My Summer in Louis Vuitton’s Intellectual Property Department

A rising 2L's summer experience at Louis Vuitton.
August 26, 2015

The New York City morning commute is entertaining—a prelude to the workday ahead and a topic for office conversation. The morning commute to my internship this summer was especially entertaining as it involved a game of sorts. From Bowling Green to 59th Street, I would scan my crammed train car until I found what I was looking for. Then, almost instinctively, I would zone in and mentally tick my checklist: Alignment? Check. Stitching? Off. Coloring? Not even close. Fake? Without a doubt. Some stops and countless handbags later, my game of surveying the counterfeit Louis Vuitton handbags on the 4 train would come to an end and I would make my way to Madison Avenue, where an exchange of commute counterfeit sightings would fuel the morning office conversation in Louis Vuitton’s Intellectual Property Department.

Louis Vuitton is one of world’s most counterfeited luxury brands. The Toile Monogram—Louis Vuitton’s signature pattern of interlocking “LV” logos and flowers—is an iconic fashion symbol that has inspired millions of knockoff handbags in the marketplace. In turn, there has been a growing need for Louis Vuitton to protect its valuable, registered trademarks against counterfeiters worldwide.

This summer, I had the opportunity to intern on the Civil Enforcement Team in the Intellectual Property Department at Louis Vuitton. Louis Vuitton’s Intellectual Property Department is tasked with developing and maintaining Intellectual Property strategies, both criminal and civil, to protect and enforce the brand’s globally recognized trademarks. On a daily basis, I engaged with attorneys in my office as they worked to resolve various Intellectual Property issues concerning counterfeits and infringements. Additionally, I expanded my focus internationally and worked on trademark and copyright matters for other LVMH fashion brands with headquarters across the globe, including Christian Dior and Céline. One of the best aspects of my internship was assisting in drafting a response to a USPTO office action against a pending Céline trademark application.

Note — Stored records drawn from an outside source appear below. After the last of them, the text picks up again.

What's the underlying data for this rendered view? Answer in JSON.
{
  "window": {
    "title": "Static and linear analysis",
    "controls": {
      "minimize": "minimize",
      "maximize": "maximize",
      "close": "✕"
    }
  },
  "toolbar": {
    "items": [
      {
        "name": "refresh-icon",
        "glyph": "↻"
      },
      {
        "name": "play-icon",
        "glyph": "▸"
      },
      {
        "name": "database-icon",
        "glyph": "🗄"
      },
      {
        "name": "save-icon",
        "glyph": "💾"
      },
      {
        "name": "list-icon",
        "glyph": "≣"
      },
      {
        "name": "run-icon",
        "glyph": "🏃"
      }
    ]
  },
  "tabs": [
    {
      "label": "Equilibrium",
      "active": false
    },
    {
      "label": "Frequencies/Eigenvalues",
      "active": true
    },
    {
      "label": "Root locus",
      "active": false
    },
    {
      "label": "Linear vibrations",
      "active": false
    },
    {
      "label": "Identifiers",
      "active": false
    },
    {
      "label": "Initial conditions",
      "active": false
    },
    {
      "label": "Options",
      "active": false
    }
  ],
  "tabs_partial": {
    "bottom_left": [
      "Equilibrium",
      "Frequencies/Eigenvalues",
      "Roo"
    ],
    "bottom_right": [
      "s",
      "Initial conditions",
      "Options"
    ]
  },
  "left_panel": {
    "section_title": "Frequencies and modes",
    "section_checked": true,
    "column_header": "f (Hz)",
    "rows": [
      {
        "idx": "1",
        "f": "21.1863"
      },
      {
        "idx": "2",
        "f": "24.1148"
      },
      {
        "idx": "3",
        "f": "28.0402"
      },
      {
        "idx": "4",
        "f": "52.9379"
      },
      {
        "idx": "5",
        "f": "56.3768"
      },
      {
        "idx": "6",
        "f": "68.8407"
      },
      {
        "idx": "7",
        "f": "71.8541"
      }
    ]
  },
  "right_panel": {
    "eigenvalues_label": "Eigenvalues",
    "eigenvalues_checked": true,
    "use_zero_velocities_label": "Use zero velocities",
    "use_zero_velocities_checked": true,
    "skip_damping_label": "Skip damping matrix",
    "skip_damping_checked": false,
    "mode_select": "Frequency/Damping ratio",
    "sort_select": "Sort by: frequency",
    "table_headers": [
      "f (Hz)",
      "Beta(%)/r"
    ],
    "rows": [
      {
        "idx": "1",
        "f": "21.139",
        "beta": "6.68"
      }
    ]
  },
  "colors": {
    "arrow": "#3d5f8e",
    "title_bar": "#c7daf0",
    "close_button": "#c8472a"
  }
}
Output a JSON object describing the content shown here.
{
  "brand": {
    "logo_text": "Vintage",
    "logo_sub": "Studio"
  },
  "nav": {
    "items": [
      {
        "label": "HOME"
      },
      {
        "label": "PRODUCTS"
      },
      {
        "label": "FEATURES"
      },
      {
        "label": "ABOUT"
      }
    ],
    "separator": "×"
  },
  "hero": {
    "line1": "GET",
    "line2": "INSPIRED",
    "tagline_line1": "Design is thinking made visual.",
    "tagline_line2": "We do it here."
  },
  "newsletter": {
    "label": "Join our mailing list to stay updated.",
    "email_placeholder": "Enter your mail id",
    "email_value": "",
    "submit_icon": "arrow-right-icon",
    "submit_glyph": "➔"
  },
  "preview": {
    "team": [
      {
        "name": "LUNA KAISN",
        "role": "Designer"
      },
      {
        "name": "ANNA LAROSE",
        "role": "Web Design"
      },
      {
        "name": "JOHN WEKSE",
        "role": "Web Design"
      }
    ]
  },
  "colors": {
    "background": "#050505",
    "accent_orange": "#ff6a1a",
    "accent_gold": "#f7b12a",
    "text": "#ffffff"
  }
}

My summer internship at Louis Vuitton was incomparable and gave me a comprehensive introduction to the dynamic field of Intellectual Property. I look forward to using my experience as a platform in the year ahead to further explore anti-counterfeiting and Intellectual Property issues in my classes. And while I may no longer have my New York City morning train ride to survey for counterfeits, I will continue to keep my eyes peeled for knockoffs in Washington, D.C. on my daily commute to GW Law.